◆ Task data
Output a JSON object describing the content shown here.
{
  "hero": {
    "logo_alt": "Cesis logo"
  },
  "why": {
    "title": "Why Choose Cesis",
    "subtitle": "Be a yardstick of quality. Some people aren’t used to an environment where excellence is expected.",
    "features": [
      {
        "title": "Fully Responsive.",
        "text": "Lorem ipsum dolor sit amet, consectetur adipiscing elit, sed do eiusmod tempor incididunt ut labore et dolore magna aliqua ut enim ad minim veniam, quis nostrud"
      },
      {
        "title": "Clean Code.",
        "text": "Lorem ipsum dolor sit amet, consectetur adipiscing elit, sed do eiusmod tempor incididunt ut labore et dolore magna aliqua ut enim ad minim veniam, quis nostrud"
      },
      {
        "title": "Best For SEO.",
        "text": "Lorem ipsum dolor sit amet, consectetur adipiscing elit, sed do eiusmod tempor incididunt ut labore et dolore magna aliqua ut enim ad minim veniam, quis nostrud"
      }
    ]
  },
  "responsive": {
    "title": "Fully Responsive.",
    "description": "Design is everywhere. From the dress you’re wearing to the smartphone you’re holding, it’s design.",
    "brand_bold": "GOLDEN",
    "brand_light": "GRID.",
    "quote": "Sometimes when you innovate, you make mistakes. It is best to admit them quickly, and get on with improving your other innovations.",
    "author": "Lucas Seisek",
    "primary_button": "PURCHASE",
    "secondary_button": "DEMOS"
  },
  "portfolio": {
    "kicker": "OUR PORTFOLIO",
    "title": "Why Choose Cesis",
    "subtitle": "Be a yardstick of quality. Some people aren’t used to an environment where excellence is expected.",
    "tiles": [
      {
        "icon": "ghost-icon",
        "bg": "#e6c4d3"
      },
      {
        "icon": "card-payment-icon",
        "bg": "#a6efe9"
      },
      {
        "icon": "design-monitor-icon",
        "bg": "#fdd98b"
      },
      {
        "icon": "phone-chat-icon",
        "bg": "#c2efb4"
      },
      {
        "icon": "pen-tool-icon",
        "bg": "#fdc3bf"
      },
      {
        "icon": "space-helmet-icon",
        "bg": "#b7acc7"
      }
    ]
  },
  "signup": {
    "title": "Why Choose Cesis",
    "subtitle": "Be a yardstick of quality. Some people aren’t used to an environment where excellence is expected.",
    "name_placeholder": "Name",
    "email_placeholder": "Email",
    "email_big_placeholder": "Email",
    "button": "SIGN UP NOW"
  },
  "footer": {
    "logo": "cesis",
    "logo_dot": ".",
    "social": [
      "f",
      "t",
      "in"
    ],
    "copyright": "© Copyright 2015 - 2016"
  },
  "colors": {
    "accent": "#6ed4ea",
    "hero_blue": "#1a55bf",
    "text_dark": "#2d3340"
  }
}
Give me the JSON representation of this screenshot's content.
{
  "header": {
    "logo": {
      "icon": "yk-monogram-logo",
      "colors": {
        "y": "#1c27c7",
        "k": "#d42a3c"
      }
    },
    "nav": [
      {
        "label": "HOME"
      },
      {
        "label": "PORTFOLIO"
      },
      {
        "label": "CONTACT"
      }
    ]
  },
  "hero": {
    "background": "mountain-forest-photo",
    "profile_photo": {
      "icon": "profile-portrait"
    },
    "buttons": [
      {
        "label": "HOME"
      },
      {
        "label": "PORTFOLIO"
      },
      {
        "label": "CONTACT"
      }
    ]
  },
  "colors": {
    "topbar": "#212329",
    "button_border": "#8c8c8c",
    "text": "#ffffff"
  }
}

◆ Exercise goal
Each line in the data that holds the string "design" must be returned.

◆ Result
    "description": "Design is everywhere. From the dress you’re wearing to the smartphone you’re holding, it’s design.",
        "icon": "design-monitor-icon",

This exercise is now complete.